Platelets are cell fragments found in the blood circulation, produced along with red and white blood cells in the bone marrow. They provide a vital role in blood clotting and also contain an important group of chemicals called growth factors. During normal healing, these factors promote tissue repair, regulate inflammation and stimulate the recruitment of stem cells to the area of injury. The production of PRP involves collecting a sample of the horse’s blood and concentrating platelets in a portion of the plasma. This concentrated portion can then be injected into a joint or soft tissue lesion.
A stem cell is undifferentiated (has not yet developed into a specific cell type), is capable of self-renewal and is able to produce specialized cell types. Stem cells are found in tissues such as bone marrow, fat and dental pulp. In young, growing animals, stem cells are plentiful and found in most tissues; as the animal matures, a smaller reservoir of stem cells remains for repair. Two types of stem cell treatment are readily available: autologous (using cells from the patient) and allogenic (using a donor’s cells).
At Palm Beach Equine Clinic, we’ve used stem cell therapy for several years with excellent results. Scientifically, it appears that while the results are very encouraging, we still don’t fully understand the mechanism of action. More research is needed and I hope the Sport Horse Research Foundation will be able to answer some of these questions.
To answer your question more directly, I would encourage a discussion with your veterinarian. Depending on the specific diagnosis and financial concerns, regenerative therapy may well be very useful in treatment of your horse’s joint disease. We commonly use these therapies alone and in combination. Adverse reactions are rare and we’ve seen excellent results.
I’d like to breed my mare but she is at an amazing point in her career and she truly enjoys competing. I don’t want to sideline her for a year. What are my options?
I asked one of PBEC’s reproductive vets, Dr. Katie Atwood, to help with this question.
This is a common issue we see during the competition season in Wellington and we’ve helped many talented mares produce foals while still competing at high levels.
There are a couple of options for your mare. The first depends on the level of competition your mare is in. Most mares can carry a foal and remain in work for much of their pregnancy. We typically recommend that pregnant mares stop performing high levels of work around eight months of gestation, or sooner if she becomes unable to perform her job comfortably. The mare will be out of work for a much shorter time frame. She should be able to return to light work when the foal is about 45 days old. The foal can accompany her in the arena for training, though showing with a foal by her side would not be recommended. Some governing bodies have restrictions on competing mares while pregnant; under FEI rules a mare may not compete after their fourth month of pregnancy or with a foal at foot.

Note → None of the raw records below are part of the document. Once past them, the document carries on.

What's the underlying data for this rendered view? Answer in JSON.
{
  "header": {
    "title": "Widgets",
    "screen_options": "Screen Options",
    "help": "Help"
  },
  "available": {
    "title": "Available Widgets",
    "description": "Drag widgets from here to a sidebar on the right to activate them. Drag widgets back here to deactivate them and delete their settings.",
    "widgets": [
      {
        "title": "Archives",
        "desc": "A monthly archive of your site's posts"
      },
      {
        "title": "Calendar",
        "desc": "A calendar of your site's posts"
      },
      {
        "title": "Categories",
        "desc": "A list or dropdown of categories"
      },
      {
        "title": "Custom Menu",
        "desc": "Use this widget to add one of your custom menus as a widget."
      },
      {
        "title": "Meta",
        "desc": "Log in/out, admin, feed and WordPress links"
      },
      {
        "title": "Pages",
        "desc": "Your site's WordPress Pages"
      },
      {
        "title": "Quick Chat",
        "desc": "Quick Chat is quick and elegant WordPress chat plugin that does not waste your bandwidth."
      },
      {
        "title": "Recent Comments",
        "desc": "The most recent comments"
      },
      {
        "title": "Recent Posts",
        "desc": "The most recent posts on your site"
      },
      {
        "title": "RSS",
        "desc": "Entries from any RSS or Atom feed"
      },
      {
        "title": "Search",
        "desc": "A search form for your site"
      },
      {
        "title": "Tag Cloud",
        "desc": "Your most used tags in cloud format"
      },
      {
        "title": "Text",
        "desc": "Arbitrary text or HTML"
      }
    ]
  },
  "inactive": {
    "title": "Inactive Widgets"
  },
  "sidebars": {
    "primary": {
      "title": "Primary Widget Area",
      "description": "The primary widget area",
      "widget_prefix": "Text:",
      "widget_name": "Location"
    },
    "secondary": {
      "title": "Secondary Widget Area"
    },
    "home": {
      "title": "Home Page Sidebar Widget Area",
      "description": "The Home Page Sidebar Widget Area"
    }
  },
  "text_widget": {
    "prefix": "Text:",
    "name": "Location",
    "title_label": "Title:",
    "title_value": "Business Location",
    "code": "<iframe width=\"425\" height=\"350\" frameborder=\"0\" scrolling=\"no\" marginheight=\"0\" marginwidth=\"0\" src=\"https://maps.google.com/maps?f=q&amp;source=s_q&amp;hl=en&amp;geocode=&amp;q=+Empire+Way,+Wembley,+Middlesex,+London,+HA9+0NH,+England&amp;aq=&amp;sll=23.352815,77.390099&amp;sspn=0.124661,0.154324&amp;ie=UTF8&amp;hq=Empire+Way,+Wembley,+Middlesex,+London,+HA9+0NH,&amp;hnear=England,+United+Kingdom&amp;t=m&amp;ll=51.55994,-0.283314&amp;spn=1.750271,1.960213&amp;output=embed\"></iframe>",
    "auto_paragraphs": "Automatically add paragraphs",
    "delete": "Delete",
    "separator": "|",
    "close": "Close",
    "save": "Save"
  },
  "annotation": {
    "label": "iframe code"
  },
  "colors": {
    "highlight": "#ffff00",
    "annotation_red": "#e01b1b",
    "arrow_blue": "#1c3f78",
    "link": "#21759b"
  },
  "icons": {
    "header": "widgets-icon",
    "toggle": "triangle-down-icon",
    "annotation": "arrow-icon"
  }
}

The second and best option, in my opinion, to get a foal and allow your mare to continue to compete is to use a surrogate, also called a recipient, mare. Your mare will be inseminated, and at seven or eight days of pregnancy, the embryo will be flushed from her uterus and implanted into a young and healthy surrogate mare. The foal will only carry DNA from your mare and the stallion you choose. The recipient mare will carry the foal throughout pregnancy and will raise the foal as its own, and your mare can continue in the show ring. There is little to no downtime for your mare with embryo transfer. Though your mare would not get to “be a mother” in this instance, you can potentially get several foals from your mare in a single year.
Photo goes with question 2: